* Task statement *
Make an exact copy of the listing below. Pictures stay out of it.

* Records supplied *
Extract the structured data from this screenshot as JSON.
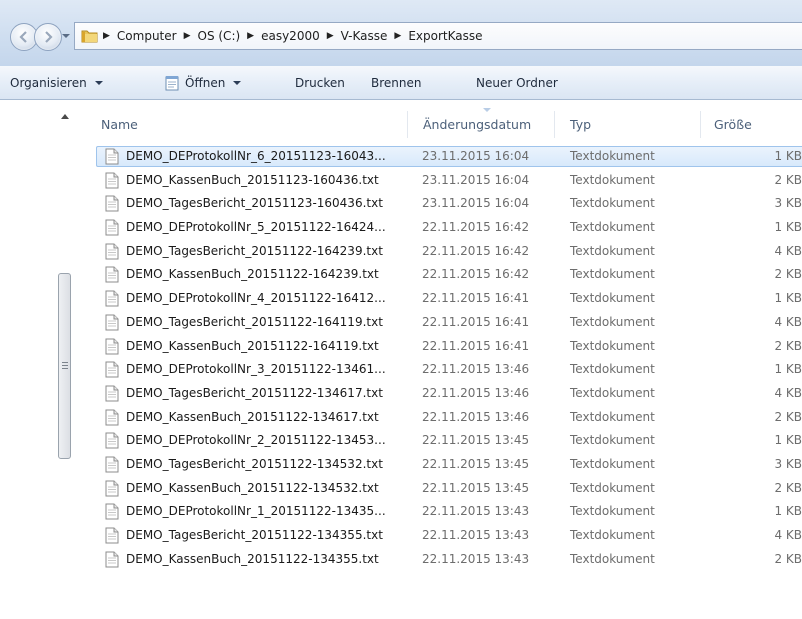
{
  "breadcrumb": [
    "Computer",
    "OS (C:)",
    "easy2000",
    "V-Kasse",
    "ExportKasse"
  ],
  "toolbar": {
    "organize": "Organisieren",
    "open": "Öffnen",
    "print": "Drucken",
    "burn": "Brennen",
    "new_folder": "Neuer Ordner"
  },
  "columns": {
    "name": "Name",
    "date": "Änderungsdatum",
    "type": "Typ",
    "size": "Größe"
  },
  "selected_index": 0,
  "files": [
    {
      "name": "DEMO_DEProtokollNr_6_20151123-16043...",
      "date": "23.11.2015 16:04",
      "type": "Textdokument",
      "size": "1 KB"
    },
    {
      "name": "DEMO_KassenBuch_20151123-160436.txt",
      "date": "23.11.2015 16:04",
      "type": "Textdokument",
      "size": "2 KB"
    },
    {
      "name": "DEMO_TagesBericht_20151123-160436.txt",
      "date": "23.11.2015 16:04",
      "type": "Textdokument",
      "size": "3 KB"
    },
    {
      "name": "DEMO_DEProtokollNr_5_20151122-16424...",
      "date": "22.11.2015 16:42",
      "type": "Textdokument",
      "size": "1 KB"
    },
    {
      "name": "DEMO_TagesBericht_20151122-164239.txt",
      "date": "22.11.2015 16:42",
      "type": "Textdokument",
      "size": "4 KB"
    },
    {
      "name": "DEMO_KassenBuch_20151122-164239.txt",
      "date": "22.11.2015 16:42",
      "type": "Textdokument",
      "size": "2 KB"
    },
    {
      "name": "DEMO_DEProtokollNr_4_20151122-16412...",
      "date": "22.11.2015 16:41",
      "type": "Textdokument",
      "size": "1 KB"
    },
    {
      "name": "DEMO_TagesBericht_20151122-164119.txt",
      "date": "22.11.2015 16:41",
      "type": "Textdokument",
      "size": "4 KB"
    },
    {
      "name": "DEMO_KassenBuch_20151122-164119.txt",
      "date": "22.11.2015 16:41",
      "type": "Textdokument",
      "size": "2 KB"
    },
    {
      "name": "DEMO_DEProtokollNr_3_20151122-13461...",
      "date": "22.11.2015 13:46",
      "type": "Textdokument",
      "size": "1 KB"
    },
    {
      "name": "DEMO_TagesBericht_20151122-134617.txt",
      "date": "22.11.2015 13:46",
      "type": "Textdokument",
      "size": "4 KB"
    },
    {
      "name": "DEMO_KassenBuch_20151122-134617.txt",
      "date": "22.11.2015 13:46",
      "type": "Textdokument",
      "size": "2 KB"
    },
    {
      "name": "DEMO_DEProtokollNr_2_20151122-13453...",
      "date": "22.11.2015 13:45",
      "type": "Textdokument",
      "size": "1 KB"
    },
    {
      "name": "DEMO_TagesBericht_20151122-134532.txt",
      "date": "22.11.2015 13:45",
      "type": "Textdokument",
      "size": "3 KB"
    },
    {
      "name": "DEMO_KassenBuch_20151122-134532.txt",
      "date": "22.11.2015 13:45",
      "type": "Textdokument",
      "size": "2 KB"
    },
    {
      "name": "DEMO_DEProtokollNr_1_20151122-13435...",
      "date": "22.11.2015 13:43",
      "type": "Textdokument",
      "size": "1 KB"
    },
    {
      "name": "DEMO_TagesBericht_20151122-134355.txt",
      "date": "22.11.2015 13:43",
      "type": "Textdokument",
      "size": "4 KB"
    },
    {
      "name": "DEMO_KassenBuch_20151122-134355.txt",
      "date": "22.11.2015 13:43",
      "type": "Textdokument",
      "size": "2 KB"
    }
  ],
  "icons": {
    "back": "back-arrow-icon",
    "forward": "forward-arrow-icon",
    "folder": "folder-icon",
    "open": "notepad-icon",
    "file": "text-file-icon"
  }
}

* Your response *
Extract the structured data from this screenshot as JSON.
{
  "breadcrumb": [
    "Computer",
    "OS (C:)",
    "easy2000",
    "V-Kasse",
    "ExportKasse"
  ],
  "toolbar": {
    "organize": "Organisieren",
    "open": "Öffnen",
    "print": "Drucken",
    "burn": "Brennen",
    "new_folder": "Neuer Ordner"
  },
  "columns": {
    "name": "Name",
    "date": "Änderungsdatum",
    "type": "Typ",
    "size": "Größe"
  },
  "selected_index": 0,
  "files": [
    {
      "name": "DEMO_DEProtokollNr_6_20151123-16043...",
      "date": "23.11.2015 16:04",
      "type": "Textdokument",
      "size": "1 KB"
    },
    {
      "name": "DEMO_KassenBuch_20151123-160436.txt",
      "date": "23.11.2015 16:04",
      "type": "Textdokument",
      "size": "2 KB"
    },
    {
      "name": "DEMO_TagesBericht_20151123-160436.txt",
      "date": "23.11.2015 16:04",
      "type": "Textdokument",
      "size": "3 KB"
    },
    {
      "name": "DEMO_DEProtokollNr_5_20151122-16424...",
      "date": "22.11.2015 16:42",
      "type": "Textdokument",
      "size": "1 KB"
    },
    {
      "name": "DEMO_TagesBericht_20151122-164239.txt",
      "date": "22.11.2015 16:42",
      "type": "Textdokument",
      "size": "4 KB"
    },
    {
      "name": "DEMO_KassenBuch_20151122-164239.txt",
      "date": "22.11.2015 16:42",
      "type": "Textdokument",
      "size": "2 KB"
    },
    {
      "name": "DEMO_DEProtokollNr_4_20151122-16412...",
      "date": "22.11.2015 16:41",
      "type": "Textdokument",
      "size": "1 KB"
    },
    {
      "name": "DEMO_TagesBericht_20151122-164119.txt",
      "date": "22.11.2015 16:41",
      "type": "Textdokument",
      "size": "4 KB"
    },
    {
      "name": "DEMO_KassenBuch_20151122-164119.txt",
      "date": "22.11.2015 16:41",
      "type": "Textdokument",
      "size": "2 KB"
    },
    {
      "name": "DEMO_DEProtokollNr_3_20151122-13461...",
      "date": "22.11.2015 13:46",
      "type": "Textdokument",
      "size": "1 KB"
    },
    {
      "name": "DEMO_TagesBericht_20151122-134617.txt",
      "date": "22.11.2015 13:46",
      "type": "Textdokument",
      "size": "4 KB"
    },
    {
      "name": "DEMO_KassenBuch_20151122-134617.txt",
      "date": "22.11.2015 13:46",
      "type": "Textdokument",
      "size": "2 KB"
    },
    {
      "name": "DEMO_DEProtokollNr_2_20151122-13453...",
      "date": "22.11.2015 13:45",
      "type": "Textdokument",
      "size": "1 KB"
    },
    {
      "name": "DEMO_TagesBericht_20151122-134532.txt",
      "date": "22.11.2015 13:45",
      "type": "Textdokument",
      "size": "3 KB"
    },
    {
      "name": "DEMO_KassenBuch_20151122-134532.txt",
      "date": "22.11.2015 13:45",
      "type": "Textdokument",
      "size": "2 KB"
    },
    {
      "name": "DEMO_DEProtokollNr_1_20151122-13435...",
      "date": "22.11.2015 13:43",
      "type": "Textdokument",
      "size": "1 KB"
    },
    {
      "name": "DEMO_TagesBericht_20151122-134355.txt",
      "date": "22.11.2015 13:43",
      "type": "Textdokument",
      "size": "4 KB"
    },
    {
      "name": "DEMO_KassenBuch_20151122-134355.txt",
      "date": "22.11.2015 13:43",
      "type": "Textdokument",
      "size": "2 KB"
    }
  ],
  "icons": {
    "back": "back-arrow-icon",
    "forward": "forward-arrow-icon",
    "folder": "folder-icon",
    "open": "notepad-icon",
    "file": "text-file-icon"
  }
}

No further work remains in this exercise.